the magazine of the columbia daily spectator
May 1 2013
Mmm, baby: The very best in food porn
April 27 2013
Alternatives to Butler
April 19 2013
Red Bull and relaxation
April 17 2013
Back to the kitchen: A short journey through sexist pop culture
April 12 2013
Bikinis and big booties, y’all
April 8 2013
Azealia Banks Did What?
April 5 2013
More stories from Columbia’s military veterans
April 3 2013
Sing, O Muse, of some sappy story
April 1 2013
Missed the Cliterary Open Mic? Check out the highlights here
March 29 2013
Sex & Low Beach
While the East Coast was coming to terms with the damage caused by Hurricane Sandy, Disney added a wave of pop-cultural shock by announcing last Tuesday that it would be buying Lucasfilm for $4.05 billion. This means George Lucas’s company—most famous for producing Star Wars and Indiana Jones—will now reside in the House of Mouse, opening up the possibility for a whole new world of dazzling mash-ups we never knew: 101 Stormtroopers, Beauty and the Hutt, The Wookie King, and The Emperor’s New Groove (only a slight—and slightly horrifying—casting change required).
Though unsettling for artists of all kinds, creative monopolies seem to be on the rise: Disney also recently bought Pixar in 2006 and Marvel in 2009, and book publishers Penguin and Random House agreed to join forces just a day before the Lucasfilm acquisition.
But it wasn’t the purchase itself that caught fans off guard. The true imbalance in the force came from the announcement of a new Star Wars film, Episode VII, which is scheduled for release not so far, far away in 2015—with Episodes VIII and IX to follow two or three years apart. Since almost all blockbusters now come packaged with a sequel or four (see—or don’t—Shrek, Air Bud, Beethoven, and The Land Before Time), these new additions, although often disappointing for original fans, shouldn’t come as a big surprise.The difference this time is, back when the franchise was still under his control, George Lucas promised us he was done making Star Wars films.
Of course, a new chapter in the Star Wars saga is no tragedy. Having grown up with TIE fighters and X-wings, I gladly welcome the next generation who’ll share an appreciation of good lightsaber replicas. But with such a large corporation in charge of the production, I can’t help but worry that special effects will take precedent over storytelling, as it did in the most recent run of prequels. Recall how these latest Star Wars installments featured a villain we know almost nothing about (why in the galaxy is Darth Maul is so angry?) and a ten-minute high-speed chase between Anakin, Obi-Wan, and some assassin who, for no apparent reason, has been assigned to kill Queen Amidala.
Sure, the original trilogy has some pretty cool bad guys and battle scenes, but what really draws such a loyal fan base is the film’s creative heart. In comparison to the memorable characters and the engaging plot of Episodes IV through VI, The Phantom Menace and its cohorts are mere flashbacks, unable to stand on their own. Yes, I watched the three most recent movies—even sat through the blathering of the indefensible Jar Jar Binks—but it wasn’t because I was genuinely interested in anything on screen. I did it for my love of Luke and Leia.

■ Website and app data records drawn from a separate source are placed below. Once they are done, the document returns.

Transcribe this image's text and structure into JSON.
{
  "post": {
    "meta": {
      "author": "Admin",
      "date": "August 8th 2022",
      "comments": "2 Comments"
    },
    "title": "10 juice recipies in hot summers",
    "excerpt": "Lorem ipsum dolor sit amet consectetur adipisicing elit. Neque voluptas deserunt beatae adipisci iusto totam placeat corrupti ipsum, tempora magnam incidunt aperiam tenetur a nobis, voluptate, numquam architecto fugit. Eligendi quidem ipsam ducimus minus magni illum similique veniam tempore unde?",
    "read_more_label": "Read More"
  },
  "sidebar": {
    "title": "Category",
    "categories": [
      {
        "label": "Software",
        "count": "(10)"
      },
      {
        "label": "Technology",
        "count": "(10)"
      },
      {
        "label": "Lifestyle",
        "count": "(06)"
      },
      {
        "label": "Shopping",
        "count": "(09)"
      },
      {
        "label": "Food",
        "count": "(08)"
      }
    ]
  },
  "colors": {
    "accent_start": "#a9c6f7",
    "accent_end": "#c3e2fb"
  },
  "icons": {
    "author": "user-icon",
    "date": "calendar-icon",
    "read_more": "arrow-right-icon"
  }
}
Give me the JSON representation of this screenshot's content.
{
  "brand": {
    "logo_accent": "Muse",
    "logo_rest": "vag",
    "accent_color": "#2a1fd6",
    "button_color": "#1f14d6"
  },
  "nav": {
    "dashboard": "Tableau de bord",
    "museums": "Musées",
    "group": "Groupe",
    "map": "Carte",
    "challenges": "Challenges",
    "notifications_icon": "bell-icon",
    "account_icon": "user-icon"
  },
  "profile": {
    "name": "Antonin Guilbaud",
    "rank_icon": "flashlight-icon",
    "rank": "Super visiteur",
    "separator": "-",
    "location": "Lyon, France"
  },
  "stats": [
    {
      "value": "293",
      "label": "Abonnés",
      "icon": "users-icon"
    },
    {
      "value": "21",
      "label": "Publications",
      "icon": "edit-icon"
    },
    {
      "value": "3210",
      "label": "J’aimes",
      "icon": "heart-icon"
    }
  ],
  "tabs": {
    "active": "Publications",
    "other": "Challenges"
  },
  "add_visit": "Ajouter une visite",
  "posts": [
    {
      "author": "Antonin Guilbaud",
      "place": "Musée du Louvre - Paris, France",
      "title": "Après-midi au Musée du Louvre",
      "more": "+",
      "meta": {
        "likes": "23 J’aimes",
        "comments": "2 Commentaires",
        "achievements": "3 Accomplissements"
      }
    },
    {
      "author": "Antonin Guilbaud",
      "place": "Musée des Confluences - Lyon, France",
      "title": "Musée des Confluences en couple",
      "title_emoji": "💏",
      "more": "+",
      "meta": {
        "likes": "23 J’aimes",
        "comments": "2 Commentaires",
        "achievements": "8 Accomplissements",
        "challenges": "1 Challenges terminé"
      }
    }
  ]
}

Of course, I recognize that this level of fan devotion is ripe for exploitation by Disney—probably why they were willing to spend the whopping 4 billion in the first place. Because whatever Episode VII turns out to be, I’ll surely truck to theaters to see it, lightsaber in hand—if only to find its flaws. So, with Yoda at my side, only hope I can that Disney, lured to the dark side, it isn’t, by newfound power. One can only hope that Disney will seize this opportunity to extend the Star Wars legacy responsibility. I’d personally love to see elements of the Star Wars Expanded Universe literature in the new films—the new Jedi order led by Luke Skywalker, Han Solo and Leia’s children as Jedi trainees.
One thing’s for sure, though: the new generation of fans the Disney marketing team is sure to create had better not think Episode I comes first.
We're looking for comments that are interesting and substantial. If your comments are excessively self-promotional, or obnoxious you will be banned from commenting. Consult the comment FAQ and legal terms.
© 2011, The Eye :: Spectator Publishing Company, Inc.